Ruggiero does, however, have a litany of other examples, and he and the other landlords continue to claim that discrimination against them is pervasive and systematic.


Here’s where Ruggiero may stand on firmer ground — the issue of grandfathering, which is the basis the city uses for issuing certificates of zoning occupancy, which the allegedly favored landlords have and which the allegedly persecuted landlords do not.

Both Tobin and Rhea said the grandfather date for landlords to obtain the certificates is 2003.

This is the hinge that all of Ruggiero’s arguments turn on, and it is this issue that these lawsuits have been attempting to force into the courtroom. The question is whether 2003 is the correct grandfather date.

According to Ruggiero, there is no grandfather date. In tracing the history of occupancy restrictions, he pointed to a 1978 law that established the three unrelated occupant maximum, and evidence of the three-occupant maximum restriction dating back to 1972. Prior to that, he argued, zoning was even more restrictive; he cites a 1969 revision of a 1952 zoning law that set unrelated occupancy at two people.

The city, he said, argues that it can grant certificates of zoning occupancy to landlords who can demonstrate higher density occupancy before 2003. But Ruggiero argues this was never legal, and there is no law that allowed three unrelated occupants to live in the same dwelling, which would mean the city cannot grant a CZO for a nonconforming right — because the landowner never had that right in the first place.

If he’s proven correct, that would force all landlords to conform to the three-occupant maximum rule, and the city’s current approach could collapse. This is the main prize these landlords hope to get out of their lawsuits — a ruling that throws out the 2003 grandfather date.
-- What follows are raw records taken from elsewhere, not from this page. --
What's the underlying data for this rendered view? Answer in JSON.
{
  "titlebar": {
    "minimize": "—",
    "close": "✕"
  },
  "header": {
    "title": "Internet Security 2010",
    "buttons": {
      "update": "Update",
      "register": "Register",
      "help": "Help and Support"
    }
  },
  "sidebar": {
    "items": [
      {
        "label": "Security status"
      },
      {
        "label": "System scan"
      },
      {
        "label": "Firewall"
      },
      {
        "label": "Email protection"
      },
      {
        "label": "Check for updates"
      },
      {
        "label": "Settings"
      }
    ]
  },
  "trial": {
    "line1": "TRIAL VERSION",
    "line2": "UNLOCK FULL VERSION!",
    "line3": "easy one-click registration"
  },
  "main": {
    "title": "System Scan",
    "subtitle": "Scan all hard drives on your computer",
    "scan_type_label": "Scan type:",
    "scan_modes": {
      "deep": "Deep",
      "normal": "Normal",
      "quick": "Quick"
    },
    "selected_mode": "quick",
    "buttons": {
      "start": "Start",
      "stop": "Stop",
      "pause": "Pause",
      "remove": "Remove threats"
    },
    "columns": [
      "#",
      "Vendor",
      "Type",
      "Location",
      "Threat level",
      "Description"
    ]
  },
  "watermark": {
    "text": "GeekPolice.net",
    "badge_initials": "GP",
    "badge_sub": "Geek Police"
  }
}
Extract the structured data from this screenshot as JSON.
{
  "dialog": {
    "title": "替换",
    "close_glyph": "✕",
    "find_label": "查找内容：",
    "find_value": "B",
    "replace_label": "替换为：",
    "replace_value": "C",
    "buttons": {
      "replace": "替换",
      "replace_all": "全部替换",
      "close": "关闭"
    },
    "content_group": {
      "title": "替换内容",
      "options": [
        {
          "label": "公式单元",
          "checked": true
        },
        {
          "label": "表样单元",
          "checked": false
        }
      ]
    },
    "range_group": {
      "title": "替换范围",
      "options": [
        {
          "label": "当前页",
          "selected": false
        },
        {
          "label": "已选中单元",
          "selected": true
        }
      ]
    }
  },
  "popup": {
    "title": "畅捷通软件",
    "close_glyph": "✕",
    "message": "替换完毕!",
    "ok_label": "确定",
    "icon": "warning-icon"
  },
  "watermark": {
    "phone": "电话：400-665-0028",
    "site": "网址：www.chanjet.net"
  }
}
But Tobin and Rhea said Ruggiero’s idea is flat wrong.

“We changed the law,” Tobin said. “We changed the definition of functional family in 2003. When you change the law, the old law is no longer valid.”

Tobin said he is “confident (that) we are on firm legal ground.”


Why are Ruggiero and these landlords doing this? What do they want?

They want the city to repeal its occupancy restrictions and enact a new law that restricts occupancy based on square footage.

But that’s never going to happen, not if Tobin can help it.

In 2010, the city came close to caving in to the landlords. Then- Mayor Susan Feiszli said she wanted to reach an accommodation; she was open to the idea of occupancy restrictions based on square footage.

“I wanted to work with the landlords, there was no question about it,” Feiszli said. “Because this is a college town and students need a place to live.”

Tobin launched a challenge against her partly because of her desire to compromise.

“I did not believe then, and I do not believe now, that that was the path for the city,” Tobin said. “So I ran for mayor.”

And he won. He’s been mayor ever since, and he hasn’t given up on this issue.

But Feiszli also predicted at the time that if officials didn’t pursue a compromise with landlords, then the city would be bogged down in lawsuits for years, which is exactly what happened.

“I believed that it was going to become a long and costly battle, and it has become that way unfortunately,” Feiszli said. The rental permit program, she said, “was a disaster.”

Tobin said he does not regret taking a hard line against the landlords. He said switching to square footage-based occupancy restrictions would encourage the conversion of the city’s antiquated housing stock — much of it built prior to the 1950s — into student housing, which he thinks could lead to safety problems.

“Basically it would be open season on all the older homes,” he said.

Limos and lawsuits

The disgruntled landlords once tried another approach to achieve their goals.

In 2011, Ruggiero, Barden, landlord John DelVecchio ran for city council seats. First, all three of them established residency in the city so they could run. Then they led a voter drive that targeted SUNY Cortland students. They managed to get 1,000 new voters registered. Then they sent limos to pick up students to vote on Election Day. All three of them lost.

The political solution did not work out for them. But it’s in court that they’ve had better luck, and it’s in court that these issues will ultimately be decided.